This is Part 2 of Co-Artistic Director Brian Sutow taking us behind the scenes of No Rules Theatre Company’s production of Suicide, Incorporated:
We are now almost half way through the rehearsal process. Because the play has such an engine beneath it, our director (Co-Artistic Director Joshua Morgan) has insisted on running the play on a regular basis, so already we have stepped through the show three times. Although this seemed intimidating at first, it has proven to be incredibly useful, as it is only really in a run that we can track some of the unspoken emotional givens that accumulate throughout the play.
After our most recent run-through one of my cast mates turned to me with a huge smile on his face. “I think we’ve really got a hot little something,” he surmised with a mixture of surprise and delight. Although I’m too much of a worrier myself to share in such rejoicing, it is undeniable that the plays fantastic writing is finally really starting to crackle in the room.

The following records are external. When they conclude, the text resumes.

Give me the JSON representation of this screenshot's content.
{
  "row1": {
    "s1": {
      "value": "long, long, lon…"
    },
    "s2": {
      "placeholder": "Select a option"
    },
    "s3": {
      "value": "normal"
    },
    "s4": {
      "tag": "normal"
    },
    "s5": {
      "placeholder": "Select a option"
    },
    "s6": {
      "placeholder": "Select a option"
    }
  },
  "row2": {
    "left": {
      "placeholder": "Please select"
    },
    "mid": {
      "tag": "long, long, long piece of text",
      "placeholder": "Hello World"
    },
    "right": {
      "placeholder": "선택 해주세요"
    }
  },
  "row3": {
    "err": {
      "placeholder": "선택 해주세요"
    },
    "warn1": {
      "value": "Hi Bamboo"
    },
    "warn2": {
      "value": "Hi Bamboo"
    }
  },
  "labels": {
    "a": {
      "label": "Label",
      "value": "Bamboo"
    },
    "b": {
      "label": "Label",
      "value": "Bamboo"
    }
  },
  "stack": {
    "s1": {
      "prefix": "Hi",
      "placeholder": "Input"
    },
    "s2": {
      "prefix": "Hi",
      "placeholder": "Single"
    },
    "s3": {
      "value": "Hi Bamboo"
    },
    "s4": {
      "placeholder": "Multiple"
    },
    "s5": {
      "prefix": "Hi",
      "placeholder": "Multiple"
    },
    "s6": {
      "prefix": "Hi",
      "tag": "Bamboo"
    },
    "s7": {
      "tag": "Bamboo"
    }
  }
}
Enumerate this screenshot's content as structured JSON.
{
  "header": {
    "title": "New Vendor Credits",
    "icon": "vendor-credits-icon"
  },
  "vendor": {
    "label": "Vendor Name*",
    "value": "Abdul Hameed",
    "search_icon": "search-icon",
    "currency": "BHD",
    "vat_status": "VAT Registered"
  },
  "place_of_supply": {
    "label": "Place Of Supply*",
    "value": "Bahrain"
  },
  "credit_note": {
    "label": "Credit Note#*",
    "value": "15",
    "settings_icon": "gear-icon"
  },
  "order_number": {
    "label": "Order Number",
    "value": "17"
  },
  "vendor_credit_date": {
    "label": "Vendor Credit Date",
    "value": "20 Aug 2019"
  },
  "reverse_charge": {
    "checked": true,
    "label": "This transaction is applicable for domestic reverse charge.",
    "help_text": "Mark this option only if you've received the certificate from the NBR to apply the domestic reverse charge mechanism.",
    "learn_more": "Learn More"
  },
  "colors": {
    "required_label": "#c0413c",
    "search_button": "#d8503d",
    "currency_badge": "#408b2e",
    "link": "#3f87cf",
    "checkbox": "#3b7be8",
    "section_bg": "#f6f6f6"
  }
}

Given our extended rehearsal process, we have had the opportunity to share and explore some research material together as a group. This American Life, my all-time favorite NPR program, has proven to be a repeatedly useful source for information. One episode, in which an amateur documentarian interviews his suicidal friend (in the hopes that playing the conversation back to his companion will help him), proved particularly interesting.
What was most fascinating about the piece was not the ways in which the suicidal man spoke, but rather the amateur interviewers inability to know how to discuss something so emotionally honest and revealing with another man. Although he ultimately seems to develop a deeply nuanced understanding of the situation, the way in which he produces the beginning of the piece is clichéd, dishonest and dreary in a way that is disparate from the observations being shared by the man who is actually suicidal. This is an idea that has become fascinating to me over the course of this rehearsal process: the ways men struggle to communicate.
On Monday, we had a psychologist come in and speak with us and he helped to further clarify much of the content of the play. His interpretation was fascinating and gave all of us a more educated and dimensional understanding of some of the psychological constructs at work with the shows more troubled characters (well, it’s a play, they’re all troubled). I left with a deeper understanding of how men often express themselves through regrettable actions, and how these actions can lead to a sort of endless cycle of self-hatred.
However, don’t let those descriptions make you think that the process has gotten totally dark and dreary. To the contrary, the play is often quite hilarious, and the farther we get in the process the more the humor starts to shine. Joe Isenberg, playing the slimy boss of a business that helps its clients write their suicide notes, has found some incredible behavior involving a popular cat toy. I won’t say more, because I don’t want to spoil the surprise.
Until next week!
Co-Artistic Director No Rules Theatre Company
Read Brian Sutow’s First Week look at Suicide, Inc.